Bread Line by Lynn Aldrich

Lynn Aldrich

Bread Line, 1991, Bread, © Lynn Aldrich, Courtesy of the Artist

Close Close
Zoom in Zoom in
Zoom out Zoom out
Reset image Reset image

Abundance and Lack

Commentary by

California-based sculptor Lynn Aldrich is known for taking common objects and repurposing them to create sculptures that encourage one to look at those objects in a new and different way.

Bread Line (1991) is a thirty-five-foot installation of freshly baked loaves, sliced up and arranged on the gallery floor in a straight line. The work requires one to walk around or to step over the line while, at the same time, the smell overwhelms one’s senses. The work’s title evokes both a literal queue of people waiting for free or subsidized food and the condition of extreme economic hardship that makes such queues necessary.

On one level, this installation continues the advocacy of postwar artists such as the photographer Dorothea Lange (1895–1965) who used images to highlight the effects of poverty, to bring attention to homelessness, and to generate charity and empathy within those who had the capacity to help. Interpreted within this visual tradition, Bread Line holds in tension themes of plenty and want, abundance and lack. To represent the colloquialism literally is to present us with an irony: the thing so desired (bread) has been used abundantly to represent those who are in need. For bread to be used in this way, excess is necessary. 

This same tension between abundance and lack in relation to bread is present in Deuteronomy 8. In the wilderness, the Israelites lacked and were provided with the ‘gift-bread’ of God. Manna, in its daily provision, was a constant reminder of utter dependence (v.16). As the Israelites move into ‘a land where [they] may eat bread without scarcity’ (v.9 NRSV), they are instructed in the right response in order not to forget the Giver of bread. After you ‘eat your fill’, they are told, then ‘bless the Lord your God for the good land that he has given you’ (v.10 NRSV).

Put another way, worship guards against the amnesia that can follow satiation.



Brueggemann, Walter. 2001. Deuteronomy (Nashville: Abingdon Press)

Dyrness, William A. 2001. Visual Faith: Art, Theology and Worship in Dialogue (Grand Rapids: Baker Academic)

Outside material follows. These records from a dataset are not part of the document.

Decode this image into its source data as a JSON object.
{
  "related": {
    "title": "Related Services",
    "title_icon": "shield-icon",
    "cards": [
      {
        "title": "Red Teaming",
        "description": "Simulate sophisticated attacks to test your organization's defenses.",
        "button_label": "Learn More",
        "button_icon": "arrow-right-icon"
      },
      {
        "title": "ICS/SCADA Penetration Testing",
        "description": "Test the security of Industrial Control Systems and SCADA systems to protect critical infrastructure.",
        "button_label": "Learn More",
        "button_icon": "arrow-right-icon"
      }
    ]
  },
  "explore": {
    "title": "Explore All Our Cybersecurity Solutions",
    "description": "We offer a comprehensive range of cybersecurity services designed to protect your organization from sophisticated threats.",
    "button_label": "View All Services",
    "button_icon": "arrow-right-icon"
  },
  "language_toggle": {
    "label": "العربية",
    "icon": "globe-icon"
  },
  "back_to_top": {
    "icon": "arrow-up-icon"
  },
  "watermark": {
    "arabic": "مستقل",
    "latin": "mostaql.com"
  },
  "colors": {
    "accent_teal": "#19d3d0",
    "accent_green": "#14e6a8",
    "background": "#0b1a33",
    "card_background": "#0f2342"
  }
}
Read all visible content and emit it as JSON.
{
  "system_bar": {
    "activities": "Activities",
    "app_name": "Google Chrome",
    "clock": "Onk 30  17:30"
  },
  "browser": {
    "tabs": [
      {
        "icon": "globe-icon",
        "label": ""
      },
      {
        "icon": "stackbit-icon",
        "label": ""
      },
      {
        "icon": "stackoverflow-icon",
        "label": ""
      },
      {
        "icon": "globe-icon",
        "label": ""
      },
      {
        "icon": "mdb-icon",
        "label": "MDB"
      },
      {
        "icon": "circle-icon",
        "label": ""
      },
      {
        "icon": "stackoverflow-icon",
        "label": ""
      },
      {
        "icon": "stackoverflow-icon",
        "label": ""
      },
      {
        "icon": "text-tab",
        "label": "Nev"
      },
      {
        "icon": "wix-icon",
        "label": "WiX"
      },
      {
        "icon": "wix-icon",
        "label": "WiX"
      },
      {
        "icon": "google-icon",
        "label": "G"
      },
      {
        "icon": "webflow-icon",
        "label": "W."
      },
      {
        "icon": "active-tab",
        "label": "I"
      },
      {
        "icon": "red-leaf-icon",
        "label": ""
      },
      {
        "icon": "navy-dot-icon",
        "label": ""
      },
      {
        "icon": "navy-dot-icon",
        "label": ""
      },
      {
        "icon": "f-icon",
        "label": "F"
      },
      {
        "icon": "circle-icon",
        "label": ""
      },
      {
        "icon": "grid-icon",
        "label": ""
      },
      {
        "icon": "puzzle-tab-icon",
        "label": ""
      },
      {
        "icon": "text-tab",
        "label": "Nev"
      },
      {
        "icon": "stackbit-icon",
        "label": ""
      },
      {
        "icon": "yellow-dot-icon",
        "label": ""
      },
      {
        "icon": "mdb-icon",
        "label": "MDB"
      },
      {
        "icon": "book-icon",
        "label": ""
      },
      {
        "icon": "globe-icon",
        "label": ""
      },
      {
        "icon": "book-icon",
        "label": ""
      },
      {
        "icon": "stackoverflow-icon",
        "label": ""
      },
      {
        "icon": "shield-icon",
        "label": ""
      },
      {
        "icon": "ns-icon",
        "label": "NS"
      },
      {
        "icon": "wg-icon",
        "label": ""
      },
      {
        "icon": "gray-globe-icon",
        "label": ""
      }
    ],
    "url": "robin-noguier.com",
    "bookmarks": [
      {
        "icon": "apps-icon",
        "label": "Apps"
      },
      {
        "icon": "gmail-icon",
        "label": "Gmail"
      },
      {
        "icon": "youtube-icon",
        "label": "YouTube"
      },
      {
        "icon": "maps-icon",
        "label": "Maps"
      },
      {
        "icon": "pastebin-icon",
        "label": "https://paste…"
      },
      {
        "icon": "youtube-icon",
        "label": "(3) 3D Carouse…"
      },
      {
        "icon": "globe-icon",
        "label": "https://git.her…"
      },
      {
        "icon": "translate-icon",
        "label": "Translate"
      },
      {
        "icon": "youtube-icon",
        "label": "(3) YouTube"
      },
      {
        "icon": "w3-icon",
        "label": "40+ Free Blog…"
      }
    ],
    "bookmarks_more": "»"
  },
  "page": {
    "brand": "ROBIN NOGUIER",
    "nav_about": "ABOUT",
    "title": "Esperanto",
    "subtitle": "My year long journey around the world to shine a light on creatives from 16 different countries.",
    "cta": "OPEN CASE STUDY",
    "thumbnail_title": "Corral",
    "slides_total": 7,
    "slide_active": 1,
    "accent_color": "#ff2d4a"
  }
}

Lynn Aldrich: Uncommon Artist, dir. by John Schmidt (Biola University, 2016) <> [accessed 30 March 2020]

Pizer, Donald. 2007. ‘The Bread Line: An American Icon of Hard Times’, Studies in American Naturalism, 2.2: 103–28

Read next commentary